OSHA has two primary fall prevention standards:
Proper planning through a Job Hazard Analysis or Job Safety Analysis (JHA/JSA) is the acceptable method of identifying hazards on a jobsite or facility. Through the use of JHAs, workers collaborate and communicate to come up with a safe way to perform the task at hand. While providing the safest process, recording the information for estimators will also allow for safety equipment to be included for future work. As each day begins, the JHA should be reviewed in a morning huddle or pre-task plan to make sure that conditions have not changed or that additional equipment, personnel, or tools are not necessary to complete the day’s work. Creating a plan and adjusting the plan as new conditions arise are a vital part of getting the job done safely.
Providing the right tools and equipment is the second most important component of ensuring worker safety. Before the project begins while using the JHA and past experience, the employers or supervisors should identify what tools or equipment are needed to get the job done. Once that happens a valiant effort should be made to provide all possible means to ensure worker safety. Is a lift required? Is a personal fall arrest system (PFAS) needed? Do you need guardrails or floor coverings? All these questions need answered before any work begins. As an employer, it is your responsibility to provide the equipment and resources needed to complete the work in the safest manner possible.

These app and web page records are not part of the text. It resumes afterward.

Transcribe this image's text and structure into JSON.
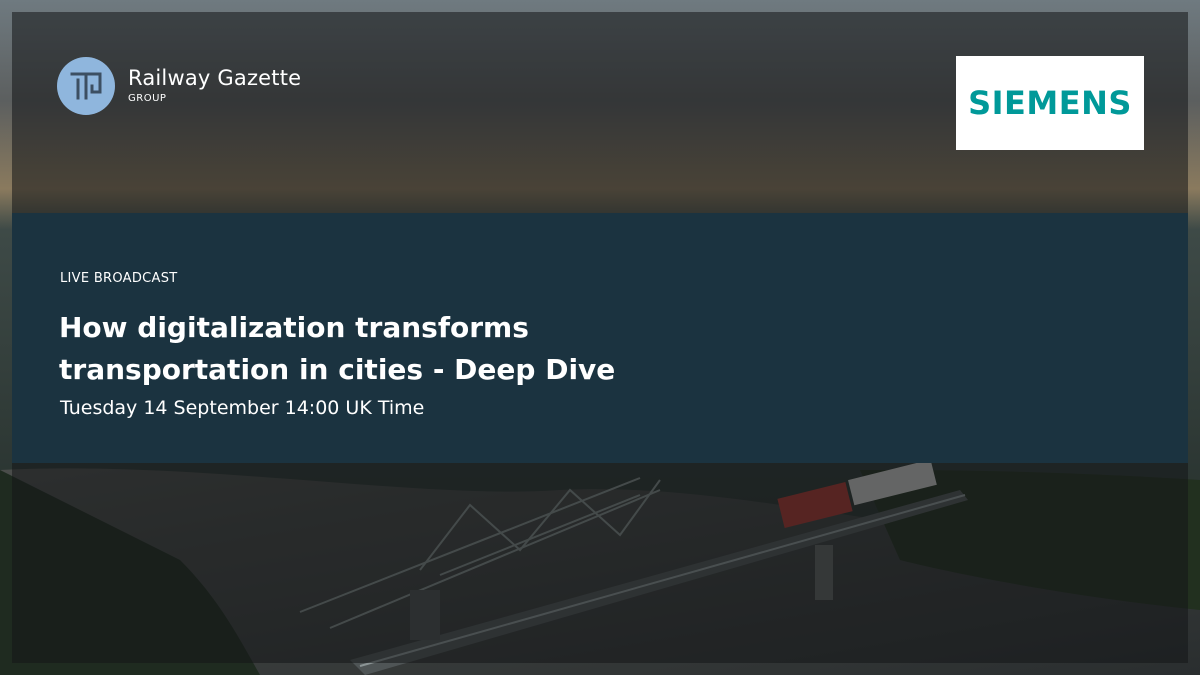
{
  "brand": {
    "name": "Railway Gazette",
    "sub": "GROUP",
    "logo_icon": "railway-gazette-logo-icon",
    "logo_color": "#8fb6dd"
  },
  "sponsor": {
    "name": "SIEMENS",
    "color": "#009999"
  },
  "event": {
    "kicker": "LIVE BROADCAST",
    "title": "How digitalization transforms transportation in cities - Deep Dive",
    "datetime": "Tuesday 14 September 14:00 UK Time"
  },
  "colors": {
    "panel": "#1b3340",
    "frame_overlay": "#141618"
  }
}
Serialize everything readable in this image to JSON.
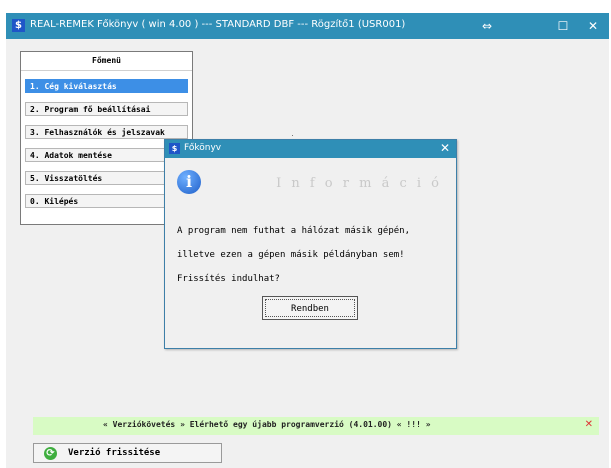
{
  "window": {
    "icon": "dollar-app-icon",
    "title": "REAL-REMEK Főkönyv  ( win 4.00 )  ---  STANDARD DBF  ---  Rögzítő1 (USR001)",
    "controls": {
      "restore": "⇔",
      "maximize": "☐",
      "close": "✕"
    }
  },
  "main_menu": {
    "header": "Főmenü",
    "items": [
      "1.  Cég kiválasztás",
      "2.  Program fő beállításai",
      "3.  Felhasználók és jelszavak",
      "4.  Adatok mentése",
      "5.  Visszatöltés",
      "0.  Kilépés"
    ],
    "selected_index": 0
  },
  "dialog": {
    "title": "Főkönyv",
    "close_label": "✕",
    "icon": "info-icon",
    "header": "I n f o r m á c i ó",
    "lines": [
      "A program nem futhat a hálózat másik gépén,",
      "illetve ezen a gépen másik példányban sem!",
      "Frissítés indulhat?"
    ],
    "ok_label": "Rendben"
  },
  "notice": {
    "text": "« Verziókövetés »  Elérhető egy újabb programverzió (4.01.00)  « !!! »",
    "close_label": "✕"
  },
  "update_button": {
    "icon": "refresh-icon",
    "label": "Verzió frissitése"
  },
  "colors": {
    "titlebar": "#2f8fb7",
    "selected_item": "#3d8fe6",
    "notice_bg": "#d8fbc4"
  }
}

Understanding how and when to perform certain tasks is key to preventing falls in the industry. Training on how to use personal fall arrest systems (PFAS), ladders, scaffolds, and guardrails are critical components of a fall prevention program. Not only should workers be trained on how to use a specific tool or piece of equipment, they should also know how to recognize and mitigate hazards as they are made apparent. Supervisors should verify worker training and their competency to make sure employees can identify and mitigate hazards as they work. If a worker fails to complete a task or has a near miss then retraining may be necessary to make sure that there is not an accident in the future.
It is a proven fact that with proper knowledge, equipment, and collaboration all falls are preventable. Planning for tasks, Providing proper equipment, and Training your employees are critical parts to fall prevention plans that will save lives. To keep the conversation going, download the General Fall Protection Toolbox Talk (TBT) or comment below.